- **PROBLEM REQUIREMENTS**: Copy all lines in the material holding the string "name".
[SOURCE INFORMATION — start]
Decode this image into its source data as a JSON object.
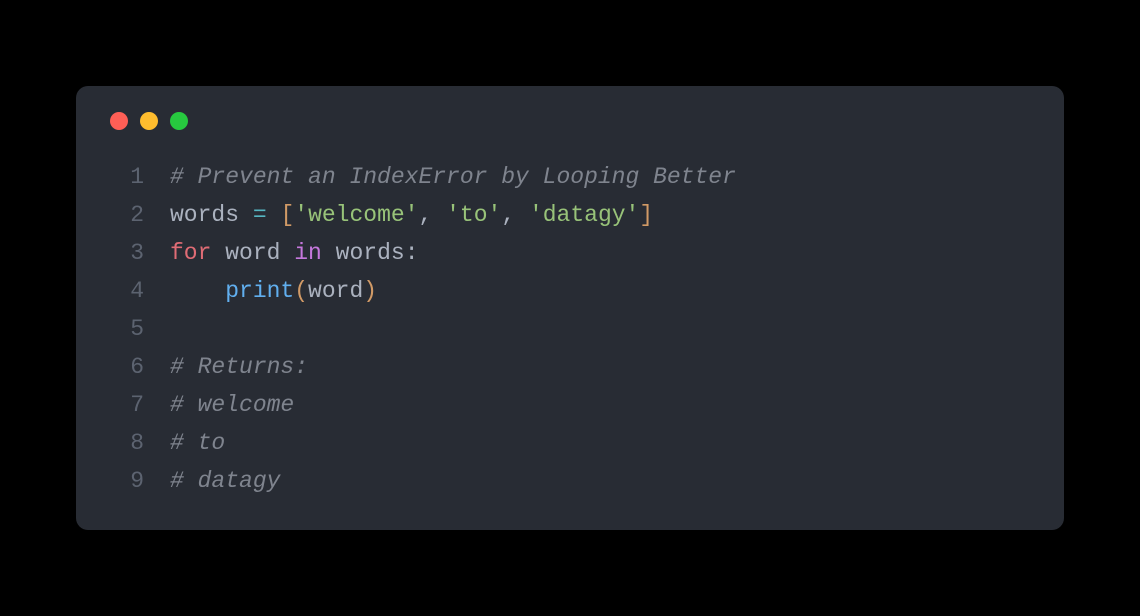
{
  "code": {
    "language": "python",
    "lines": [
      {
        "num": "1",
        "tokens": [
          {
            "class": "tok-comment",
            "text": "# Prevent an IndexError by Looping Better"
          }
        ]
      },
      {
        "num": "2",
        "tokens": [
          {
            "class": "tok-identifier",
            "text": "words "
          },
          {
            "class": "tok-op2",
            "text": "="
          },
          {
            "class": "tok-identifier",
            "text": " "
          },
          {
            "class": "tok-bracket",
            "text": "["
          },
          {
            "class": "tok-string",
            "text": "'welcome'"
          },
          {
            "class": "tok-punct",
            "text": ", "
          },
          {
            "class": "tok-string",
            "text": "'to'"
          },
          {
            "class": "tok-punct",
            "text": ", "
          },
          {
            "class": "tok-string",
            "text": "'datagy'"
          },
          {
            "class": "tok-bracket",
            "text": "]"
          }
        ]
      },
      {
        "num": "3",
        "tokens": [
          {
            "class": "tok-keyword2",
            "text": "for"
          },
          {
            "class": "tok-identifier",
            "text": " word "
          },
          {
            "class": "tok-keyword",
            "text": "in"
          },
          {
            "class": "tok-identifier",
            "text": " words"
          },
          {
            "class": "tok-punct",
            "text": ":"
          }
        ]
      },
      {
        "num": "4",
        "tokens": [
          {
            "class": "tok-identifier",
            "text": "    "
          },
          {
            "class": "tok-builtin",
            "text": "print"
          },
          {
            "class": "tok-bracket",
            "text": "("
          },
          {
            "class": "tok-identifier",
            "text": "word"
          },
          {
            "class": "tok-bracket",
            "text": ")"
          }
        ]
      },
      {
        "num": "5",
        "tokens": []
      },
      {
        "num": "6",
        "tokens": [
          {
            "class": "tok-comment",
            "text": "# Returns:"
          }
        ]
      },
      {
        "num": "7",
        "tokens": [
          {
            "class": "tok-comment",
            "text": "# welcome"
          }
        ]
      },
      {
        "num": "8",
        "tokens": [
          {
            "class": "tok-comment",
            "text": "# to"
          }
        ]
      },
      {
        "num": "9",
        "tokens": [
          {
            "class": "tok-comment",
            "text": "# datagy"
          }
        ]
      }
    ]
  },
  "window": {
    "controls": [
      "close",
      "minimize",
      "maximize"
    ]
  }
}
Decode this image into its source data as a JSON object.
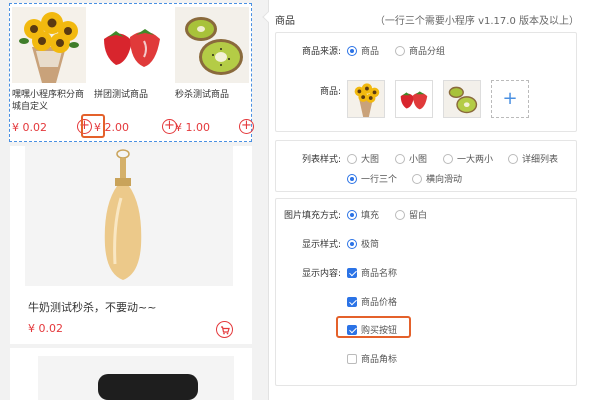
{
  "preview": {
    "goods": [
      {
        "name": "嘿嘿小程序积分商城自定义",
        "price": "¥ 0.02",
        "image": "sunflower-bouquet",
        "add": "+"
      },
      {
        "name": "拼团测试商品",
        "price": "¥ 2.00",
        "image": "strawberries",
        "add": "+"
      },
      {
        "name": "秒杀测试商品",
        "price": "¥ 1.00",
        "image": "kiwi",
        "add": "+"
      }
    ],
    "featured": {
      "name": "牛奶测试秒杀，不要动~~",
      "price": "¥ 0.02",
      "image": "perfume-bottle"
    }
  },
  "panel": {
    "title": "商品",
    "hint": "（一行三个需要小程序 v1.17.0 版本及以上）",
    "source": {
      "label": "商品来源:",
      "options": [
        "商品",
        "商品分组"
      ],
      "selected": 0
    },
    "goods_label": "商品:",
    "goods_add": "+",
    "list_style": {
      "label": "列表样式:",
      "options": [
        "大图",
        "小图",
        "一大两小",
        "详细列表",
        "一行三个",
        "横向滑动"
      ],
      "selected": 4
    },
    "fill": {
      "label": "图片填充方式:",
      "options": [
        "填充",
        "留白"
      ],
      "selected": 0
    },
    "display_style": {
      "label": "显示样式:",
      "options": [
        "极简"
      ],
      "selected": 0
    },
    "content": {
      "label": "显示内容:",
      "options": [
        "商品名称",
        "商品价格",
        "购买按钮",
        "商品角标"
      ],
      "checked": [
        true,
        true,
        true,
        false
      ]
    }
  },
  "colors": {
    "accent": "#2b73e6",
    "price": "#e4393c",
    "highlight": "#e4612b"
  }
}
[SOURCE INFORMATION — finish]
- **ANSWER TO THIS PROBLEM**:
        "name": "嘿嘿小程序积分商城自定义",
        "name": "拼团测试商品",
        "name": "秒杀测试商品",
      "name": "牛奶测试秒杀，不要动~~",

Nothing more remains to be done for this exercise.